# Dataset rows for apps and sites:
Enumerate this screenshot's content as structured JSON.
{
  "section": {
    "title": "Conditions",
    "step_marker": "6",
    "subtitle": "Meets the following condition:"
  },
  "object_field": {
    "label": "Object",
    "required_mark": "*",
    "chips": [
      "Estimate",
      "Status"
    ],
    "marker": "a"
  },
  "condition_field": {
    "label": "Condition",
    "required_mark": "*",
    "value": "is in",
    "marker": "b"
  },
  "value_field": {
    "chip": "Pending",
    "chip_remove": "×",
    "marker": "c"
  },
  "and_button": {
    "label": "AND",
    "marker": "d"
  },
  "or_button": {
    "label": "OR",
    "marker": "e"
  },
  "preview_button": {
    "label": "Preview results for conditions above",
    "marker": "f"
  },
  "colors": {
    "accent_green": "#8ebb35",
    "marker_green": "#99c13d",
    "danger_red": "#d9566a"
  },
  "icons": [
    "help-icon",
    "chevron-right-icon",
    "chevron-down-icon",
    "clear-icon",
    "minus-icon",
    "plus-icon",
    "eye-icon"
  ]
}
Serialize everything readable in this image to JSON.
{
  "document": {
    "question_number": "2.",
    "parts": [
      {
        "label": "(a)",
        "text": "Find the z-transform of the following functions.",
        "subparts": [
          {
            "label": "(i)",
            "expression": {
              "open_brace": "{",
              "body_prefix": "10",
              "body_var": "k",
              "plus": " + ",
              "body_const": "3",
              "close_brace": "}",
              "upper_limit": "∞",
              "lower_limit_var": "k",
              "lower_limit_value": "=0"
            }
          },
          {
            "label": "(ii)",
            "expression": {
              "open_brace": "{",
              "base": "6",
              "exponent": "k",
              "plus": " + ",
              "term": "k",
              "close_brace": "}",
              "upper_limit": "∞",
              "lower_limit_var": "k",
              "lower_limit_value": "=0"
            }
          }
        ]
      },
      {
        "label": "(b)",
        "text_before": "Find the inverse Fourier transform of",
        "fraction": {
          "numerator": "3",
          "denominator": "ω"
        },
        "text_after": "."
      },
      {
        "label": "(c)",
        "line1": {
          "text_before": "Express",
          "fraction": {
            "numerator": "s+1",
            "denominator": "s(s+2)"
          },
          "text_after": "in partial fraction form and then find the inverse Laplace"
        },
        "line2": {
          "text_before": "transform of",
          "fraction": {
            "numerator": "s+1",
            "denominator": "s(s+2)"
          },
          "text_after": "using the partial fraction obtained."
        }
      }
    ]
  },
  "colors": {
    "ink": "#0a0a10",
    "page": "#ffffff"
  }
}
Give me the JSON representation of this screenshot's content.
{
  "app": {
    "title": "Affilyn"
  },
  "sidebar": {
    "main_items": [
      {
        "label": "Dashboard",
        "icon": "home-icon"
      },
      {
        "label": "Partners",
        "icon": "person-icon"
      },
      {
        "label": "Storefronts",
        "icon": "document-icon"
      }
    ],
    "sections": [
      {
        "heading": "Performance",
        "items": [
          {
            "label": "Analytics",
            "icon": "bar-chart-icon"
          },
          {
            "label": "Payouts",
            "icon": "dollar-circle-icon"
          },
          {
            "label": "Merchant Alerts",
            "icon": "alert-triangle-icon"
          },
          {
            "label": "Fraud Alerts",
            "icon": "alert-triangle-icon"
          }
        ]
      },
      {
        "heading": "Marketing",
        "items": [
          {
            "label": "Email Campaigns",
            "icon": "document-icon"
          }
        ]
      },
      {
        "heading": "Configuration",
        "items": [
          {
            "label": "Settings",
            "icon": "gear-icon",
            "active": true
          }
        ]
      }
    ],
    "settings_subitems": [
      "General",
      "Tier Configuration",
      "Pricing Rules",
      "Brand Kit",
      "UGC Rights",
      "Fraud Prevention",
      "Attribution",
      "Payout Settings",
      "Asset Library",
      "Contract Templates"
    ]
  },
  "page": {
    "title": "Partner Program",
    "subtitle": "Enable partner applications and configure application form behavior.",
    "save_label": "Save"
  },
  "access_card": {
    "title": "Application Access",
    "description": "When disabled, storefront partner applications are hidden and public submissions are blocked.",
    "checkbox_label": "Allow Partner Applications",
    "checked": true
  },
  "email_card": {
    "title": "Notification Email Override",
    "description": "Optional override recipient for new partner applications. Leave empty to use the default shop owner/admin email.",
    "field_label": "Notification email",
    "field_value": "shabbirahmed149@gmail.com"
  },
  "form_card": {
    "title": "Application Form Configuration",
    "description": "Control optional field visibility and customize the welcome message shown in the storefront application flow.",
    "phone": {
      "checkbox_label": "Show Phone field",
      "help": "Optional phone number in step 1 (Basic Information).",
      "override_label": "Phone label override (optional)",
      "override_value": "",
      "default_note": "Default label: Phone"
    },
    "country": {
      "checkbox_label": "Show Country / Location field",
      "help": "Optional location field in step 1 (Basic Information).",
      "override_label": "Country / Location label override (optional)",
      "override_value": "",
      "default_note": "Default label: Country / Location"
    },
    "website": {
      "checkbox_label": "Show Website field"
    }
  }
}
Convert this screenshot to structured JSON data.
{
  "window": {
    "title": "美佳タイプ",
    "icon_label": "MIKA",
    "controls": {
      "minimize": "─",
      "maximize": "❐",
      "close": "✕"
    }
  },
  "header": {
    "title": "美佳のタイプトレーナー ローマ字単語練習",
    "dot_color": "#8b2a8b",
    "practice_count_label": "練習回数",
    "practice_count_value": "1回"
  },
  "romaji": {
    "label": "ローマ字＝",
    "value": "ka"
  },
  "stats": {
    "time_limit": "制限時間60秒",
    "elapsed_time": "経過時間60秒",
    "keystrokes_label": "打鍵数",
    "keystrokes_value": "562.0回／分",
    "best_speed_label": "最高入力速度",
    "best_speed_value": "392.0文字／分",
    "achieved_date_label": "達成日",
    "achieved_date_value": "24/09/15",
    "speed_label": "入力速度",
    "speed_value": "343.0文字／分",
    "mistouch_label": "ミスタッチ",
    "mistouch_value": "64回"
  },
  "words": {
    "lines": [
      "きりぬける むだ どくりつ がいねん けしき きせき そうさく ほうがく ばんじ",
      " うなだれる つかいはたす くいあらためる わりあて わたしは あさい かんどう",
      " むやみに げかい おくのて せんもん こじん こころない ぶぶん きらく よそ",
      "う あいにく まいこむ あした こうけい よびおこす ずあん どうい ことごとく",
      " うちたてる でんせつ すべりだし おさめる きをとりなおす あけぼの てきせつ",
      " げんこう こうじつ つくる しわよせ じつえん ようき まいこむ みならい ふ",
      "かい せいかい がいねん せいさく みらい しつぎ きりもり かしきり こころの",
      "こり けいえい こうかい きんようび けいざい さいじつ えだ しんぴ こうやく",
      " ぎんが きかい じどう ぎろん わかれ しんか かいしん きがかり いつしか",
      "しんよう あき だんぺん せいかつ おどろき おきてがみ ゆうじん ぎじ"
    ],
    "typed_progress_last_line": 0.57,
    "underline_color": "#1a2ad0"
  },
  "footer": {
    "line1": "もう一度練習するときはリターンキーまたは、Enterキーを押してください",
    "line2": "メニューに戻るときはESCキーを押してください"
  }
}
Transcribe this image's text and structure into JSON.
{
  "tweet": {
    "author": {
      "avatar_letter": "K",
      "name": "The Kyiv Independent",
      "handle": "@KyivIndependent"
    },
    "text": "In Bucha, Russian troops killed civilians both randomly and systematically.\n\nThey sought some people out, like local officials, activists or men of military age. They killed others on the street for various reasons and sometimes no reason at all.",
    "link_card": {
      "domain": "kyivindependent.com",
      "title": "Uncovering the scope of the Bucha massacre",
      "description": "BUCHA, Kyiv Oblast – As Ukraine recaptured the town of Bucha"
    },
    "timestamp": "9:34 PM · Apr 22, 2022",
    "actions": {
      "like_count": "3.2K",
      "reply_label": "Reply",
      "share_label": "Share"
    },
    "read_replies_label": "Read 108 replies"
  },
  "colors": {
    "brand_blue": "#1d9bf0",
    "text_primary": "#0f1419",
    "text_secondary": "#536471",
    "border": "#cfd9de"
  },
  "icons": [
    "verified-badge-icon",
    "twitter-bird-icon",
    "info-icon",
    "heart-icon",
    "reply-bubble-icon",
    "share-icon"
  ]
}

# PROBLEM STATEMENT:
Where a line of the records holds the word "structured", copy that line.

# OUTPUT FOR THIS EXERCISE:
Enumerate this screenshot's content as structured JSON.
Convert this screenshot to structured JSON data.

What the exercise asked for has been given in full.